» **TASK GOAL**: Pick each line that has "Printing" out of the records.

» **SUPPLIED ENTRIES**:
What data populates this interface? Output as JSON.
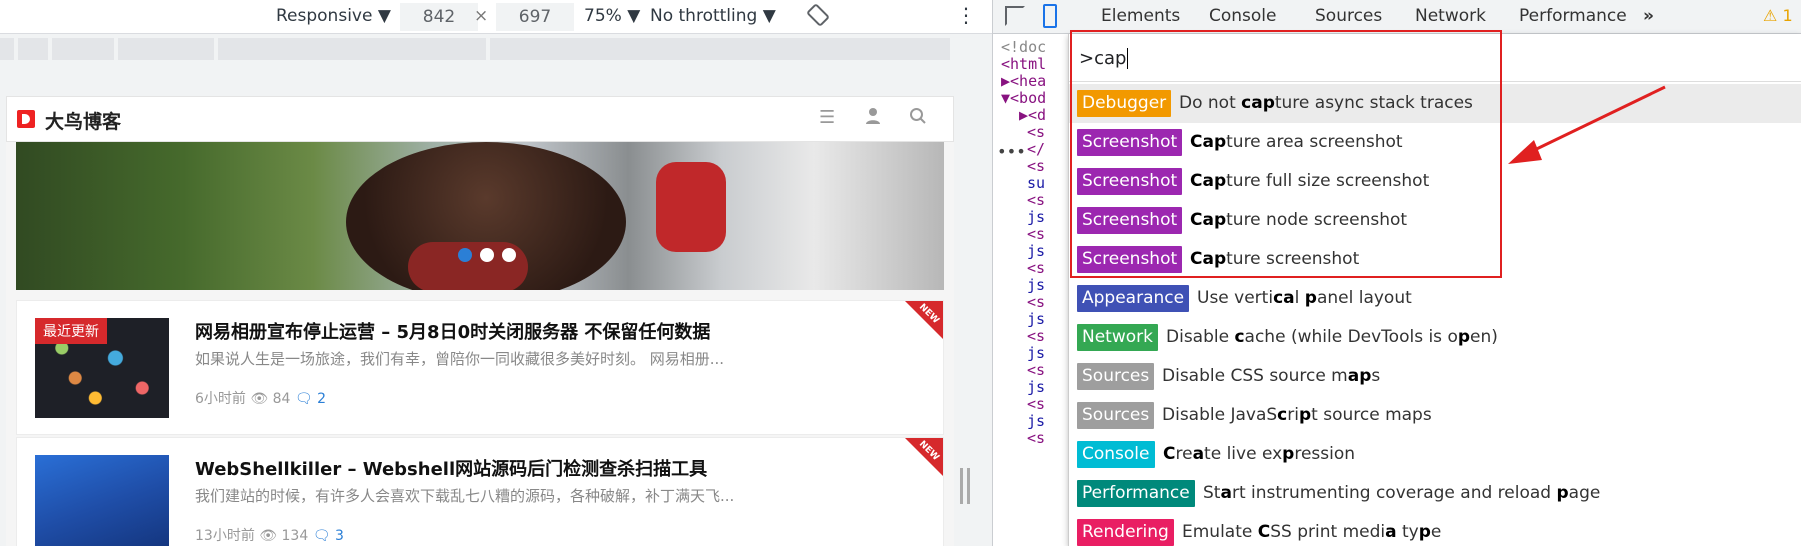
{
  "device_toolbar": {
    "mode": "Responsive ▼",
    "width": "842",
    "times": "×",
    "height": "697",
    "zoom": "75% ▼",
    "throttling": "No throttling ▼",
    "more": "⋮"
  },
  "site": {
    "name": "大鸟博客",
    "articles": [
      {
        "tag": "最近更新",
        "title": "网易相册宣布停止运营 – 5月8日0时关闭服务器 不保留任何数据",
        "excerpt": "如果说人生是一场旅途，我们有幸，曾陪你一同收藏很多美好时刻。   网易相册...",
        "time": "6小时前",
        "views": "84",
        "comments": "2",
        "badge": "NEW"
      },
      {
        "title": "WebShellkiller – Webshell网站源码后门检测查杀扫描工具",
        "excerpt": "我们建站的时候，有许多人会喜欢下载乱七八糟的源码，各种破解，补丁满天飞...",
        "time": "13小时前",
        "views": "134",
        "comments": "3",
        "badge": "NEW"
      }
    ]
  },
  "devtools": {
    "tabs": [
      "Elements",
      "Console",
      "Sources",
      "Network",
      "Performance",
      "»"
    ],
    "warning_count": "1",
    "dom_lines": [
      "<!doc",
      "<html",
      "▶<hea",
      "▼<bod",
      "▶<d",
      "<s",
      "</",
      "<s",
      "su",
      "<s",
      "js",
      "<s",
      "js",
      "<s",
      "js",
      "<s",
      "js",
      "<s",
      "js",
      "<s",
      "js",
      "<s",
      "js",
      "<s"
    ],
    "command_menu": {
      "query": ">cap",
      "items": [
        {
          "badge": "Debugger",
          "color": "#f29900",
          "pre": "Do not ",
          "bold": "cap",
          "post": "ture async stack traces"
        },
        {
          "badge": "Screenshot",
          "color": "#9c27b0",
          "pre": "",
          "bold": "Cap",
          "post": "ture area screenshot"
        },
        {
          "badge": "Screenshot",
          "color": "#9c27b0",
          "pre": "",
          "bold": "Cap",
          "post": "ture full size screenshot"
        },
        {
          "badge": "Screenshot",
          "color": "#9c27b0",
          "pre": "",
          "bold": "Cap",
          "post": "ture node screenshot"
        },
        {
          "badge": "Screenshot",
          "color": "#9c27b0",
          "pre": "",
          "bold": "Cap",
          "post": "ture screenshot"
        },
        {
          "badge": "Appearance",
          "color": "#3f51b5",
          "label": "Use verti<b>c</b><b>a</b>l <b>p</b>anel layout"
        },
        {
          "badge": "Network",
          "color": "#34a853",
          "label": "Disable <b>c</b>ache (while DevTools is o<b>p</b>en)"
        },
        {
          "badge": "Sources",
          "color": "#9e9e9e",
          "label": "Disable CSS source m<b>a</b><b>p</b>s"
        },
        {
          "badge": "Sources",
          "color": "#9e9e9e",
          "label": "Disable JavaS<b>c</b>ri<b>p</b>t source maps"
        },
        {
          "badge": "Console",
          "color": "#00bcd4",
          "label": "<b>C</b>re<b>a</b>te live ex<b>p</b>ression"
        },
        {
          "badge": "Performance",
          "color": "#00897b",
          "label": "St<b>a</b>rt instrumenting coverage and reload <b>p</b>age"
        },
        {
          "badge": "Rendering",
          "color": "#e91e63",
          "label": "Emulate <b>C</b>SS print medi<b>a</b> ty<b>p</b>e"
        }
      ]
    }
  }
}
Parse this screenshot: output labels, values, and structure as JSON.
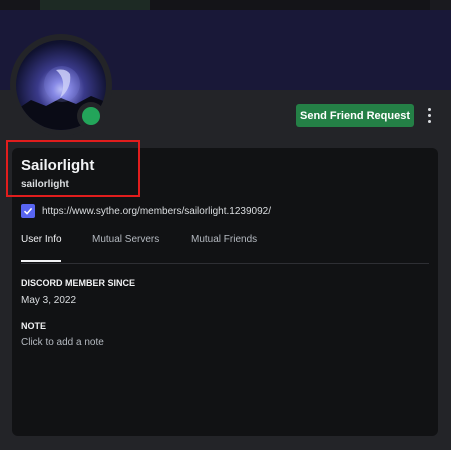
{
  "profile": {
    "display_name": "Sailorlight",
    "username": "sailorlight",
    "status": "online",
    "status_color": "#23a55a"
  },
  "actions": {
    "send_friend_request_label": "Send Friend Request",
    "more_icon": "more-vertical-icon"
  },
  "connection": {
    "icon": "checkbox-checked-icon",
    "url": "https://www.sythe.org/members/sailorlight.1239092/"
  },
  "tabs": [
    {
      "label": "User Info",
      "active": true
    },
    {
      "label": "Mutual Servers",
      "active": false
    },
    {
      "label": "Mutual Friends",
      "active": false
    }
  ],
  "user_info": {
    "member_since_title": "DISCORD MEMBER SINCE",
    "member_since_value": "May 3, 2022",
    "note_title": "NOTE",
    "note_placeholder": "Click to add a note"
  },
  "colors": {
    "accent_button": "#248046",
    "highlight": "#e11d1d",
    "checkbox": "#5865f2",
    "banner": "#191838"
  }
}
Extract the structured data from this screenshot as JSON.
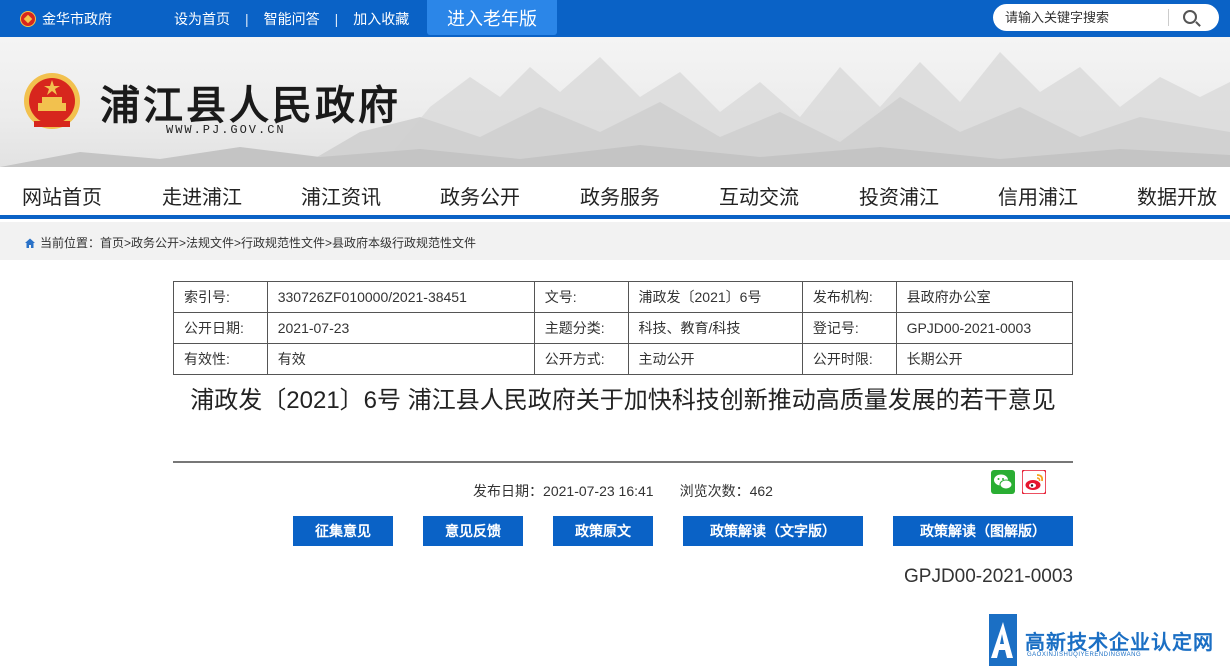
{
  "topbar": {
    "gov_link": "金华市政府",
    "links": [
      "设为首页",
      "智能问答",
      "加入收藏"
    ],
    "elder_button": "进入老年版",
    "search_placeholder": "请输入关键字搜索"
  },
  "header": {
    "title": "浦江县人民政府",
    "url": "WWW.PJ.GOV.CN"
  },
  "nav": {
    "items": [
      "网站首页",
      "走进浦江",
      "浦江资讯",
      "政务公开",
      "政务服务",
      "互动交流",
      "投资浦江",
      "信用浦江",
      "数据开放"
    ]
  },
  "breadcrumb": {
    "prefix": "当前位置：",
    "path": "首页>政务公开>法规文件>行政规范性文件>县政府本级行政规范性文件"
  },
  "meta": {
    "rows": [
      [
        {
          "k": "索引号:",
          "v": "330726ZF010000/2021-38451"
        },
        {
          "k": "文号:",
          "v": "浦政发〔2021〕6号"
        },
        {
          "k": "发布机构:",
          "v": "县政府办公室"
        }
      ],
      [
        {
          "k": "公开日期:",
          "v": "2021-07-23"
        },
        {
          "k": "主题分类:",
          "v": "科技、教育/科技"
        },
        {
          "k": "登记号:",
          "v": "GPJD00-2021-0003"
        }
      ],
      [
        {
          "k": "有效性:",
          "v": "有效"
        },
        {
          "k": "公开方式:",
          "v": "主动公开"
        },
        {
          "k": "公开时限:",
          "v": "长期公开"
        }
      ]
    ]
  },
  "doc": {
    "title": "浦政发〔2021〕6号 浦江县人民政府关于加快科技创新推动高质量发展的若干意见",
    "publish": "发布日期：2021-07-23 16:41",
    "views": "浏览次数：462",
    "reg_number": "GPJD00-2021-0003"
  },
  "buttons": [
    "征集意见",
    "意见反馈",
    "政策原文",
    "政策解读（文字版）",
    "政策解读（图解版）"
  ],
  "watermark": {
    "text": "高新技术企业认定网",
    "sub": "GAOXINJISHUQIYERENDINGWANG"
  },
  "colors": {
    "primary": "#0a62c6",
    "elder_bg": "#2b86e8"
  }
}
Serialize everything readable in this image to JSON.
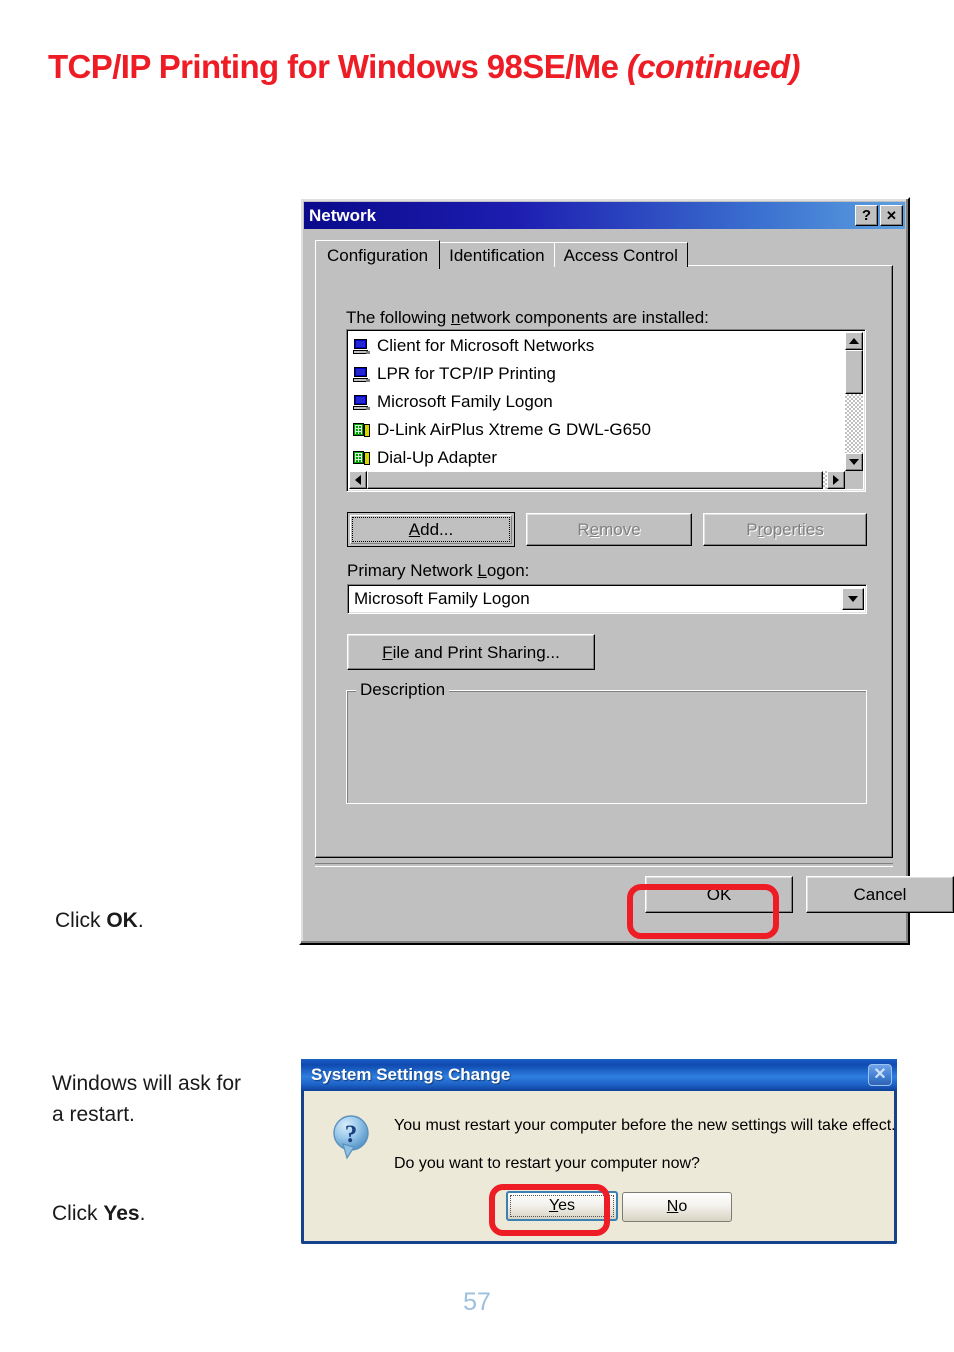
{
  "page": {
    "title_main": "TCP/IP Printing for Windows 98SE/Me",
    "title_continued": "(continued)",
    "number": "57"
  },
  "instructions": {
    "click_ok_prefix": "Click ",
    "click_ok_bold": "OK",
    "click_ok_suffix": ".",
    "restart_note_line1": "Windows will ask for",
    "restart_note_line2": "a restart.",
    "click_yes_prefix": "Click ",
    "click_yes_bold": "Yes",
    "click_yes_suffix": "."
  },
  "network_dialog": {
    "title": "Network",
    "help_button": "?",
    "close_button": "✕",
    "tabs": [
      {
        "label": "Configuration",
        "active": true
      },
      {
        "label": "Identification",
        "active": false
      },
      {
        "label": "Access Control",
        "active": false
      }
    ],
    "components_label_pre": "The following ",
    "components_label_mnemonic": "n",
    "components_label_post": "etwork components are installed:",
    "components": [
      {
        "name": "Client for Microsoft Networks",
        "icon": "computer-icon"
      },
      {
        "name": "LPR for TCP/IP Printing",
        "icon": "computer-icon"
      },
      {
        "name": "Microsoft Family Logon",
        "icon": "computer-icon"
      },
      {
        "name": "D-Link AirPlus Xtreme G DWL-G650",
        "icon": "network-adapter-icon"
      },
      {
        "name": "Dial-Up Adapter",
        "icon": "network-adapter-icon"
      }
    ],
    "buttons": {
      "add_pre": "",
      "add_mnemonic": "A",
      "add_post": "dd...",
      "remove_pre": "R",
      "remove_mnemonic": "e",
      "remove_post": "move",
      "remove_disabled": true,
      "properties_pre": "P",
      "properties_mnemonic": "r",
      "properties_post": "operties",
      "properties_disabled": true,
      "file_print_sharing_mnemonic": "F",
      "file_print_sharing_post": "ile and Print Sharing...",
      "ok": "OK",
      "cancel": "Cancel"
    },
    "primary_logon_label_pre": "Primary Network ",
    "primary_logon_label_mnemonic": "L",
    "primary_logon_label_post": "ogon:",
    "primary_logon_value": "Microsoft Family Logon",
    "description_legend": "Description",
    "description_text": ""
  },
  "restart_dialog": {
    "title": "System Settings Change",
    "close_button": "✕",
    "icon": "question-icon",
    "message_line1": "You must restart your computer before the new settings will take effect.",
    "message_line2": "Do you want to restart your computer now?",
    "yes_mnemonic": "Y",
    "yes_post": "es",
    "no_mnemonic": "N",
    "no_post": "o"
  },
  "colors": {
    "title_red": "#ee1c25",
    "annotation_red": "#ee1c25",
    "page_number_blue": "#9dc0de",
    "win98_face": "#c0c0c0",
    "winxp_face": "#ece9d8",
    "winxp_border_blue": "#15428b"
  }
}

» **WRITTEN ANSWER**:
    "title_main": "TCP/IP Printing for Windows 98SE/Me",
        "name": "LPR for TCP/IP Printing",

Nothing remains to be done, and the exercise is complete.